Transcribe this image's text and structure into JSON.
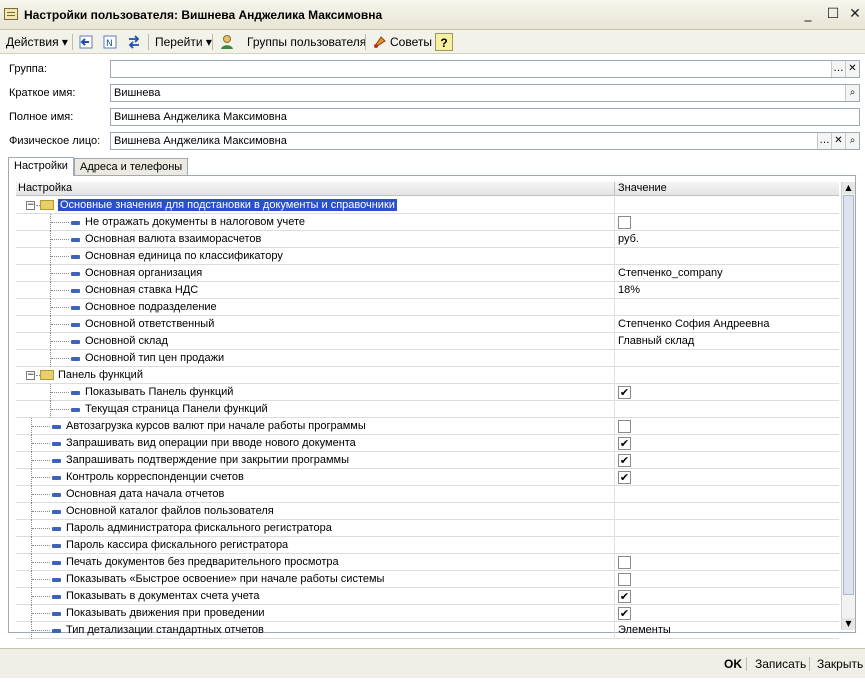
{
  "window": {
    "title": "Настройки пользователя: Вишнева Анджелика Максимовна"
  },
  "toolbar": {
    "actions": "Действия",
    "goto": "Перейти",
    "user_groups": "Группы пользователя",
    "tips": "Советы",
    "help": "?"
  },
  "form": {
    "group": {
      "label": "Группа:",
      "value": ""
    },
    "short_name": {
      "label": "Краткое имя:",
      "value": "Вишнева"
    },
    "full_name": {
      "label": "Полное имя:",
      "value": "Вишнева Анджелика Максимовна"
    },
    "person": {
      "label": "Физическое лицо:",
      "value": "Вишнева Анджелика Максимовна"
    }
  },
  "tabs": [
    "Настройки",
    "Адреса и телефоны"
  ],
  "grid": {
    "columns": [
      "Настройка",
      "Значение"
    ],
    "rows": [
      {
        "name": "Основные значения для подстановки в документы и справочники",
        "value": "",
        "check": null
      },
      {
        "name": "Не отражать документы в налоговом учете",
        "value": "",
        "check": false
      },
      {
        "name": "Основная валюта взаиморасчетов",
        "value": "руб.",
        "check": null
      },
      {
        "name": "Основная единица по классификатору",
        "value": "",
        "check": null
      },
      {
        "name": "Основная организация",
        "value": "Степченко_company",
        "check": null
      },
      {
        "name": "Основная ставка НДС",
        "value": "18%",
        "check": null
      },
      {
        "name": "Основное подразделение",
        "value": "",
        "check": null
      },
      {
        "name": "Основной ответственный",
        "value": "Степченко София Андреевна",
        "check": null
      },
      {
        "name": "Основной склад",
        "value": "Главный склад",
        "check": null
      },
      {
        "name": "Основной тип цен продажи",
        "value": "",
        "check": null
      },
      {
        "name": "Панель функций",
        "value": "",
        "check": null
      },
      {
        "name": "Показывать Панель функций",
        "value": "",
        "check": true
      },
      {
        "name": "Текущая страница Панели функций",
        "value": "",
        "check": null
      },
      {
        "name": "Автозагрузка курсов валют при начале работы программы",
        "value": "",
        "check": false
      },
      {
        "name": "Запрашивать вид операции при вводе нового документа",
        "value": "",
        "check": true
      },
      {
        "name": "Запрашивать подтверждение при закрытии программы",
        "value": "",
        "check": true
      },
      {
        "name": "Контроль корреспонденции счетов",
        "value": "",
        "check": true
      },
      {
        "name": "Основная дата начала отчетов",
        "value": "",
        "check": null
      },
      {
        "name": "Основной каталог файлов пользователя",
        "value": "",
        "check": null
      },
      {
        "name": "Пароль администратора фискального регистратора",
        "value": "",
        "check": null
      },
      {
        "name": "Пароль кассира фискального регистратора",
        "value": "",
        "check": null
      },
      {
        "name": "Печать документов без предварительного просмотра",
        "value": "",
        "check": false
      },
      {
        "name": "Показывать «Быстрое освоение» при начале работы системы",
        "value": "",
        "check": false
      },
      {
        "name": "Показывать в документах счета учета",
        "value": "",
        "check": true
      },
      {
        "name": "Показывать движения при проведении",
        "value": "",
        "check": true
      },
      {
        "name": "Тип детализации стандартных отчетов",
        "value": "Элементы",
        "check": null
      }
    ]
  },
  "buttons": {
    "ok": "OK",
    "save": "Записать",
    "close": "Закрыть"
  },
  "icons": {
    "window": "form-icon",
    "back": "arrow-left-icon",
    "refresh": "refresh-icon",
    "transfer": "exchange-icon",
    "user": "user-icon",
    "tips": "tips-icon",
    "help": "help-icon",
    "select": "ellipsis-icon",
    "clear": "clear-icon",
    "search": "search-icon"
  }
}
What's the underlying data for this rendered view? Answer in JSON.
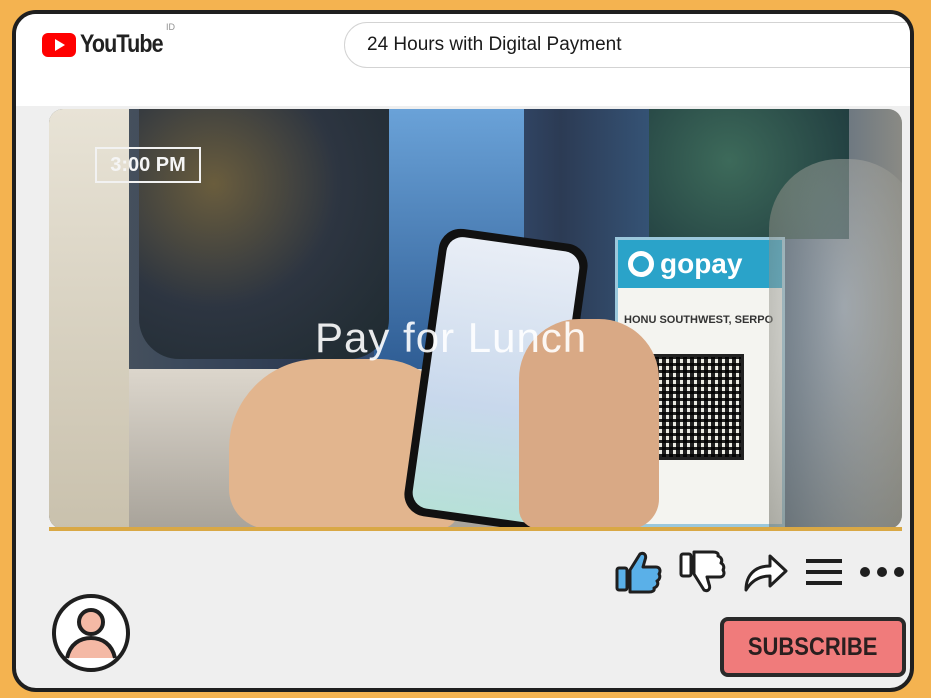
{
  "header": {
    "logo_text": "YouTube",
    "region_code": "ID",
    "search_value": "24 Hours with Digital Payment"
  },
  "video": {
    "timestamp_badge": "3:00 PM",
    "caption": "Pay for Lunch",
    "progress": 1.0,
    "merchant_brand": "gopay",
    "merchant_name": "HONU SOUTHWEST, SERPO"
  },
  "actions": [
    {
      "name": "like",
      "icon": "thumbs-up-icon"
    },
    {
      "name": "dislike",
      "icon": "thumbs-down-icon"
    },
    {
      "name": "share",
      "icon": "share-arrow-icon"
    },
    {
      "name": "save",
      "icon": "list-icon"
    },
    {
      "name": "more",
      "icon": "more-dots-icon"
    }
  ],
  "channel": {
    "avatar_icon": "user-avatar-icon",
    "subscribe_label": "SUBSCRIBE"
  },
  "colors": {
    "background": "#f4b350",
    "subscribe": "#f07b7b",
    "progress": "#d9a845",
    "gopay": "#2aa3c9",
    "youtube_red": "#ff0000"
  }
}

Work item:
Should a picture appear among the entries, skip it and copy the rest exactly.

Solved problem:
Transcribe this image's text and structure into JSON.
{
  "window": {
    "title": "Настройки пользователя: Вишнева Анджелика Максимовна"
  },
  "toolbar": {
    "actions": "Действия",
    "goto": "Перейти",
    "user_groups": "Группы пользователя",
    "tips": "Советы",
    "help": "?"
  },
  "form": {
    "group": {
      "label": "Группа:",
      "value": ""
    },
    "short_name": {
      "label": "Краткое имя:",
      "value": "Вишнева"
    },
    "full_name": {
      "label": "Полное имя:",
      "value": "Вишнева Анджелика Максимовна"
    },
    "person": {
      "label": "Физическое лицо:",
      "value": "Вишнева Анджелика Максимовна"
    }
  },
  "tabs": [
    "Настройки",
    "Адреса и телефоны"
  ],
  "grid": {
    "columns": [
      "Настройка",
      "Значение"
    ],
    "rows": [
      {
        "name": "Основные значения для подстановки в документы и справочники",
        "value": "",
        "check": null
      },
      {
        "name": "Не отражать документы в налоговом учете",
        "value": "",
        "check": false
      },
      {
        "name": "Основная валюта взаиморасчетов",
        "value": "руб.",
        "check": null
      },
      {
        "name": "Основная единица по классификатору",
        "value": "",
        "check": null
      },
      {
        "name": "Основная организация",
        "value": "Степченко_company",
        "check": null
      },
      {
        "name": "Основная ставка НДС",
        "value": "18%",
        "check": null
      },
      {
        "name": "Основное подразделение",
        "value": "",
        "check": null
      },
      {
        "name": "Основной ответственный",
        "value": "Степченко София Андреевна",
        "check": null
      },
      {
        "name": "Основной склад",
        "value": "Главный склад",
        "check": null
      },
      {
        "name": "Основной тип цен продажи",
        "value": "",
        "check": null
      },
      {
        "name": "Панель функций",
        "value": "",
        "check": null
      },
      {
        "name": "Показывать Панель функций",
        "value": "",
        "check": true
      },
      {
        "name": "Текущая страница Панели функций",
        "value": "",
        "check": null
      },
      {
        "name": "Автозагрузка курсов валют при начале работы программы",
        "value": "",
        "check": false
      },
      {
        "name": "Запрашивать вид операции при вводе нового документа",
        "value": "",
        "check": true
      },
      {
        "name": "Запрашивать подтверждение при закрытии программы",
        "value": "",
        "check": true
      },
      {
        "name": "Контроль корреспонденции счетов",
        "value": "",
        "check": true
      },
      {
        "name": "Основная дата начала отчетов",
        "value": "",
        "check": null
      },
      {
        "name": "Основной каталог файлов пользователя",
        "value": "",
        "check": null
      },
      {
        "name": "Пароль администратора фискального регистратора",
        "value": "",
        "check": null
      },
      {
        "name": "Пароль кассира фискального регистратора",
        "value": "",
        "check": null
      },
      {
        "name": "Печать документов без предварительного просмотра",
        "value": "",
        "check": false
      },
      {
        "name": "Показывать «Быстрое освоение» при начале работы системы",
        "value": "",
        "check": false
      },
      {
        "name": "Показывать в документах счета учета",
        "value": "",
        "check": true
      },
      {
        "name": "Показывать движения при проведении",
        "value": "",
        "check": true
      },
      {
        "name": "Тип детализации стандартных отчетов",
        "value": "Элементы",
        "check": null
      }
    ]
  },
  "buttons": {
    "ok": "OK",
    "save": "Записать",
    "close": "Закрыть"
  },
  "icons": {
    "window": "form-icon",
    "back": "arrow-left-icon",
    "refresh": "refresh-icon",
    "transfer": "exchange-icon",
    "user": "user-icon",
    "tips": "tips-icon",
    "help": "help-icon",
    "select": "ellipsis-icon",
    "clear": "clear-icon",
    "search": "search-icon"
  }
}
What's the underlying data for this rendered view? Answer in JSON.
{
  "header": {
    "logo_text": "YouTube",
    "region_code": "ID",
    "search_value": "24 Hours with Digital Payment"
  },
  "video": {
    "timestamp_badge": "3:00 PM",
    "caption": "Pay for Lunch",
    "progress": 1.0,
    "merchant_brand": "gopay",
    "merchant_name": "HONU SOUTHWEST, SERPO"
  },
  "actions": [
    {
      "name": "like",
      "icon": "thumbs-up-icon"
    },
    {
      "name": "dislike",
      "icon": "thumbs-down-icon"
    },
    {
      "name": "share",
      "icon": "share-arrow-icon"
    },
    {
      "name": "save",
      "icon": "list-icon"
    },
    {
      "name": "more",
      "icon": "more-dots-icon"
    }
  ],
  "channel": {
    "avatar_icon": "user-avatar-icon",
    "subscribe_label": "SUBSCRIBE"
  },
  "colors": {
    "background": "#f4b350",
    "subscribe": "#f07b7b",
    "progress": "#d9a845",
    "gopay": "#2aa3c9",
    "youtube_red": "#ff0000"
  }
}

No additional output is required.